━━ Records
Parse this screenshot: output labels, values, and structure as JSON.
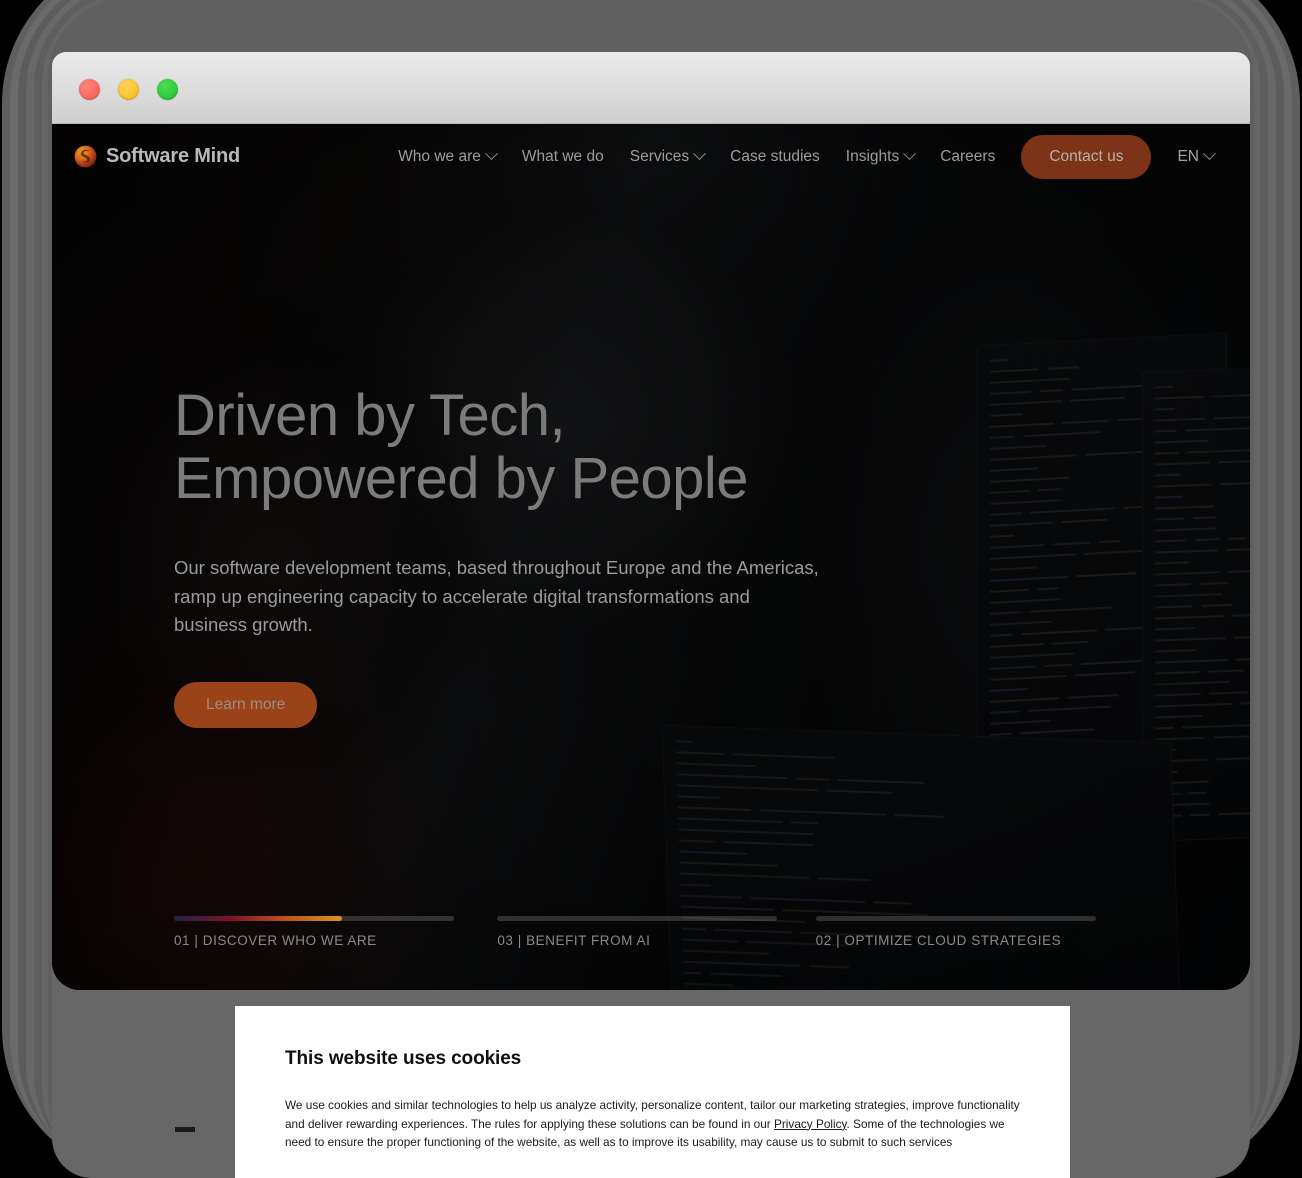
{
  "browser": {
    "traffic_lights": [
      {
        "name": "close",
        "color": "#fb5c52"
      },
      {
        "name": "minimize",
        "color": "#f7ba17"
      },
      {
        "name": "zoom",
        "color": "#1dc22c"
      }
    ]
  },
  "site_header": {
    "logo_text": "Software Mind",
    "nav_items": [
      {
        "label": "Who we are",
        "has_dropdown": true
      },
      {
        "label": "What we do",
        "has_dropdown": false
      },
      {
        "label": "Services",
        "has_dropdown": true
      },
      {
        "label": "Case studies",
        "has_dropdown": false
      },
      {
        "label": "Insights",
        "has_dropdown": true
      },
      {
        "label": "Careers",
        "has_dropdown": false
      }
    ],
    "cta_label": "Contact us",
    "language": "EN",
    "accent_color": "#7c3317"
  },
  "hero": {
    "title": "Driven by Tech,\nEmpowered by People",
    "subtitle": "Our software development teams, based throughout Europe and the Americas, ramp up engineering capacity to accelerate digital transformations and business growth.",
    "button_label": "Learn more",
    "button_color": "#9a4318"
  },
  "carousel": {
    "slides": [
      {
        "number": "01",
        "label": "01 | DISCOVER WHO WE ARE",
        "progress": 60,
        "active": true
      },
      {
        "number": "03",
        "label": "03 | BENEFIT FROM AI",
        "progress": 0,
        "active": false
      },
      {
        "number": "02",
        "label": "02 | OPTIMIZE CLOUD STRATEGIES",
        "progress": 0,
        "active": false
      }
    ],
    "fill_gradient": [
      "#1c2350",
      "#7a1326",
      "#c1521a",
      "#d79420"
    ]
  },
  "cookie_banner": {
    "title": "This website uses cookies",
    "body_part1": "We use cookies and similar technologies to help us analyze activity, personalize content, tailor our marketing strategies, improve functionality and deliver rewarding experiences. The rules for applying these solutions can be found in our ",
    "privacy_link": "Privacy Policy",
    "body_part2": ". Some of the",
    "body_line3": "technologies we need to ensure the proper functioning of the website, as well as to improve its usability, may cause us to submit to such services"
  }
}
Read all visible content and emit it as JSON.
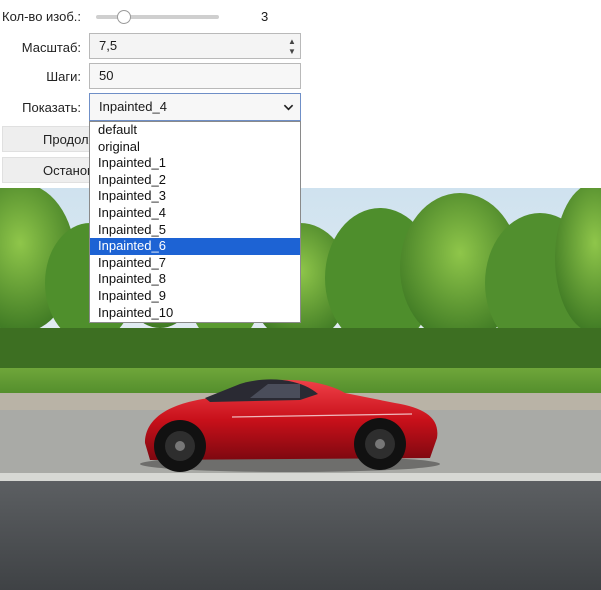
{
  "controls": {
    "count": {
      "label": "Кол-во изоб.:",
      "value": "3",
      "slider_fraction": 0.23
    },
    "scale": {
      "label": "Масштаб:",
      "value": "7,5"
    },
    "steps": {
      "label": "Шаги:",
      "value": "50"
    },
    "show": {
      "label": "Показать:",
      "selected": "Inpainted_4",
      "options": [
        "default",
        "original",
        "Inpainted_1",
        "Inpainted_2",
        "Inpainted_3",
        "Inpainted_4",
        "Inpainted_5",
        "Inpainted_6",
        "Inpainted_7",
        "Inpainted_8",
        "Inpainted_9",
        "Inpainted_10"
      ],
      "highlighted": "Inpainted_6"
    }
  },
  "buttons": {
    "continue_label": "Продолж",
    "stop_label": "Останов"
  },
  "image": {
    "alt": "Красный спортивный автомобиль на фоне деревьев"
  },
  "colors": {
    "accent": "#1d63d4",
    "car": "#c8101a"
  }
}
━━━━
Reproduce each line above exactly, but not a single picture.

Parse this screenshot: output labels, values, and structure as JSON.
{
  "browser": {
    "traffic_lights": [
      {
        "name": "close",
        "color": "#fb5c52"
      },
      {
        "name": "minimize",
        "color": "#f7ba17"
      },
      {
        "name": "zoom",
        "color": "#1dc22c"
      }
    ]
  },
  "site_header": {
    "logo_text": "Software Mind",
    "nav_items": [
      {
        "label": "Who we are",
        "has_dropdown": true
      },
      {
        "label": "What we do",
        "has_dropdown": false
      },
      {
        "label": "Services",
        "has_dropdown": true
      },
      {
        "label": "Case studies",
        "has_dropdown": false
      },
      {
        "label": "Insights",
        "has_dropdown": true
      },
      {
        "label": "Careers",
        "has_dropdown": false
      }
    ],
    "cta_label": "Contact us",
    "language": "EN",
    "accent_color": "#7c3317"
  },
  "hero": {
    "title": "Driven by Tech,\nEmpowered by People",
    "subtitle": "Our software development teams, based throughout Europe and the Americas, ramp up engineering capacity to accelerate digital transformations and business growth.",
    "button_label": "Learn more",
    "button_color": "#9a4318"
  },
  "carousel": {
    "slides": [
      {
        "number": "01",
        "label": "01 | DISCOVER WHO WE ARE",
        "progress": 60,
        "active": true
      },
      {
        "number": "03",
        "label": "03 | BENEFIT FROM AI",
        "progress": 0,
        "active": false
      },
      {
        "number": "02",
        "label": "02 | OPTIMIZE CLOUD STRATEGIES",
        "progress": 0,
        "active": false
      }
    ],
    "fill_gradient": [
      "#1c2350",
      "#7a1326",
      "#c1521a",
      "#d79420"
    ]
  },
  "cookie_banner": {
    "title": "This website uses cookies",
    "body_part1": "We use cookies and similar technologies to help us analyze activity, personalize content, tailor our marketing strategies, improve functionality and deliver rewarding experiences. The rules for applying these solutions can be found in our ",
    "privacy_link": "Privacy Policy",
    "body_part2": ". Some of the",
    "body_line3": "technologies we need to ensure the proper functioning of the website, as well as to improve its usability, may cause us to submit to such services"
  }
}
Read all visible content and emit it as JSON.
{
  "controls": {
    "count": {
      "label": "Кол-во изоб.:",
      "value": "3",
      "slider_fraction": 0.23
    },
    "scale": {
      "label": "Масштаб:",
      "value": "7,5"
    },
    "steps": {
      "label": "Шаги:",
      "value": "50"
    },
    "show": {
      "label": "Показать:",
      "selected": "Inpainted_4",
      "options": [
        "default",
        "original",
        "Inpainted_1",
        "Inpainted_2",
        "Inpainted_3",
        "Inpainted_4",
        "Inpainted_5",
        "Inpainted_6",
        "Inpainted_7",
        "Inpainted_8",
        "Inpainted_9",
        "Inpainted_10"
      ],
      "highlighted": "Inpainted_6"
    }
  },
  "buttons": {
    "continue_label": "Продолж",
    "stop_label": "Останов"
  },
  "image": {
    "alt": "Красный спортивный автомобиль на фоне деревьев"
  },
  "colors": {
    "accent": "#1d63d4",
    "car": "#c8101a"
  }
}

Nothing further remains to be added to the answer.